No further explanation was provided by SIU as to why the officer was not criminally charged with respect to his involvement in this case.
YATIM VS FORCILLO – GUN VS KNIFE
Incidents such as this, involving police use of force typically sparks outrage in communities across the world and tarnishes the relationship between communities and the police. While it’s easy to watch videos and form an opinion that officer Forcillo was not justified in shooting the victim, or that 9 shots was excessive, it is crucial to acknowledge that the actions of one officer in our community should not be indicative of the entire force. Above all else, these police officers do not have an easy job.
Police officers serve a crucial, yet difficult role in our communities. While it is easier to judge the actions of an officer after the fact, it is much more difficult to understand the highly dynamic nature of the job and the quick decision making required to be made by officers in dangerous situations. Police officers endure a lot on a day-to-day; a lot more than ordinary members of the public will ever be able to understand.

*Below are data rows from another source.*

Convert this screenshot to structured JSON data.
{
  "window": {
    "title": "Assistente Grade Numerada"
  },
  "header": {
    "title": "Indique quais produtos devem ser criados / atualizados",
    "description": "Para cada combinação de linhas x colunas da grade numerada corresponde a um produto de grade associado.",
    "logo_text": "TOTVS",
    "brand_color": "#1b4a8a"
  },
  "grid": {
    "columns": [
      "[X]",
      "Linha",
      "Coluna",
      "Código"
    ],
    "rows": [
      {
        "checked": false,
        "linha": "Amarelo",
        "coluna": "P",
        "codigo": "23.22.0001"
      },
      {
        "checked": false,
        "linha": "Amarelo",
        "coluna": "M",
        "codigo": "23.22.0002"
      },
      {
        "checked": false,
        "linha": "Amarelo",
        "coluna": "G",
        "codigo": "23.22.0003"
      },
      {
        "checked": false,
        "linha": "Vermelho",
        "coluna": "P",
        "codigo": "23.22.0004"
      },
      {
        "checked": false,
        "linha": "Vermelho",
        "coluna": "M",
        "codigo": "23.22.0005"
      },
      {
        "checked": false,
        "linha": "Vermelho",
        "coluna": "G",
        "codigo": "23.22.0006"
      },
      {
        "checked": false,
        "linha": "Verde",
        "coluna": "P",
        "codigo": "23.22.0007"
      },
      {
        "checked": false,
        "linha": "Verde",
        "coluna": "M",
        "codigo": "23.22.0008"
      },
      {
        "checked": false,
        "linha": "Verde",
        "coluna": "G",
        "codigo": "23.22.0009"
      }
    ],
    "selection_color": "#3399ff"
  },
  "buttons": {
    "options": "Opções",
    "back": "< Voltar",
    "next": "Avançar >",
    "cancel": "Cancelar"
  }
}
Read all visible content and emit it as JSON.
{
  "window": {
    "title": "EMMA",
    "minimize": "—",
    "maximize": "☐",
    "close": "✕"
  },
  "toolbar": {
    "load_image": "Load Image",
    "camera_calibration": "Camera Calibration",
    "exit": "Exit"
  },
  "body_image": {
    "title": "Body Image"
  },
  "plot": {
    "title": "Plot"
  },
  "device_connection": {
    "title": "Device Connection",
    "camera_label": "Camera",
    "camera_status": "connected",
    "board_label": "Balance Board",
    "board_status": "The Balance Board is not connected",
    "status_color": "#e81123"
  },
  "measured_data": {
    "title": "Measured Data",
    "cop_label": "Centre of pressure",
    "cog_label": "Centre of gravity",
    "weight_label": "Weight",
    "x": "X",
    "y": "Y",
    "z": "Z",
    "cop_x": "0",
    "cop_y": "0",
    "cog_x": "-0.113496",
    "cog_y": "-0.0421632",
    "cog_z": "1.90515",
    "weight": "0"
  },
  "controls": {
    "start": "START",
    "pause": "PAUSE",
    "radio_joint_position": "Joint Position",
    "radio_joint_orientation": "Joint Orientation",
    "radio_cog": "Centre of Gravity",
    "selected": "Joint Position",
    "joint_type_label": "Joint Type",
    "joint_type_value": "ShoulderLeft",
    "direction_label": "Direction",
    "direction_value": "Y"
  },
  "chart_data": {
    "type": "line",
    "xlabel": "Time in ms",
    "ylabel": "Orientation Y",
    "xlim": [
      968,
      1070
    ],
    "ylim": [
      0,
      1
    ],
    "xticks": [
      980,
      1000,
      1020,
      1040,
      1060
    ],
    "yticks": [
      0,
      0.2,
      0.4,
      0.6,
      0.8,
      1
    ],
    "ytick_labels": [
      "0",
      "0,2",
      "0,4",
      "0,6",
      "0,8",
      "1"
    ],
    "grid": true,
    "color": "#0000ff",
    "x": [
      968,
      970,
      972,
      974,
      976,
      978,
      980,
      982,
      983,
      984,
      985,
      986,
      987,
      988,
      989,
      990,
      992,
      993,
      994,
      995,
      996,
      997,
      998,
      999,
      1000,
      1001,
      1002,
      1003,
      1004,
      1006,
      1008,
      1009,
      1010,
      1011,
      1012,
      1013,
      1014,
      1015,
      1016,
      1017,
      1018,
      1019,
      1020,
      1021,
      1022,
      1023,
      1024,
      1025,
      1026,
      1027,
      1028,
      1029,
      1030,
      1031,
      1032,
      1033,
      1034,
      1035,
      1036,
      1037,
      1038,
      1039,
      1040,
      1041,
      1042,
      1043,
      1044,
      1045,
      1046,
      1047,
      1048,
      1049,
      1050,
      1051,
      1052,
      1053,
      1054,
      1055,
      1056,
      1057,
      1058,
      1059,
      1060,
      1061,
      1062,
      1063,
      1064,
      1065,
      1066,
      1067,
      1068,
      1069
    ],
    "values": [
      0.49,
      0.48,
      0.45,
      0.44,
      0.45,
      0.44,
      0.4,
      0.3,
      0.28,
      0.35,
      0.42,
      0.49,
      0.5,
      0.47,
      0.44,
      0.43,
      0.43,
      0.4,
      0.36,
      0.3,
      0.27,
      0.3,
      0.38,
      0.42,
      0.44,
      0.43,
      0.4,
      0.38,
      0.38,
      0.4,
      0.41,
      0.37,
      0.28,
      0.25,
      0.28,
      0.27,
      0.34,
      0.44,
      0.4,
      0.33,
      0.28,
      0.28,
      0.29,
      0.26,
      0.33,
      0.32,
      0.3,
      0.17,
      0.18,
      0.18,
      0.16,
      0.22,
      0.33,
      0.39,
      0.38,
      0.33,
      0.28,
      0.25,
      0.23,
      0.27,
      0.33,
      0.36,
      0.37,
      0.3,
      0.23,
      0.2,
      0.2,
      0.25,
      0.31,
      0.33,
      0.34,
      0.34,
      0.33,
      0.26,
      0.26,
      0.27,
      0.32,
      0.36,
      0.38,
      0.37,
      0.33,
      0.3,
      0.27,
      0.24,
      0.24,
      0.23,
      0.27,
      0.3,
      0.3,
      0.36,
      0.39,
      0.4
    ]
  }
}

The Sammy Yatim case was not the first time a Toronto Police officer and his or her service weapon went toe-to-toe with a Toronto civilian wielding a knife. Many of these incidents go unreported. We rarely hear about the officer who did not open fire and suffered injuries. That being said, the vast majority of the public are quick to argue the service weapon-knife showdown is outrageously unfair and that the police always have the upper hand. Most assume an officer and his or her firearm are much more lethal than the sharp edges of a knife. I respectfully disagree. I suspect many police officers do too.
In a confrontation where an officer and an assailant are in fairly close proximity to one another, there are significant safety concerns for the officer. Even if a person carrying a knife is shot several times, the officer may still be at risk. How so you may ask?
Contrary to media depiction and what most people believe, gun-shot victims do not always fall and roll over after being shot. In fact, one may not even feel the bullets enter his or her body. Even after being shot, the knife wielding assailant may potentially succeed in using his or her weapon against an officer.
I raise this issue to shed light on a perspective that has till now been overlooked. Throughout the course of this story, the Crown Attorney in this case, as well as the media have painted a picture of a reckless officer who lost his temper due to inappropriate name-calling and consequently fired nine shots out of anger. Certainly a possibility.
Another possibility may be that Focillo made a human error in judgement in such an intense moment. Perhaps, he feared for his safety and the safety of his fellow officers, and thought he saw Yatim move forward and attempt to reach for his knife one last time.
Regardless of what version of events the media portrays and the public believes, only the 12 men and women of the jury will determine the outcome of the Forcillo case.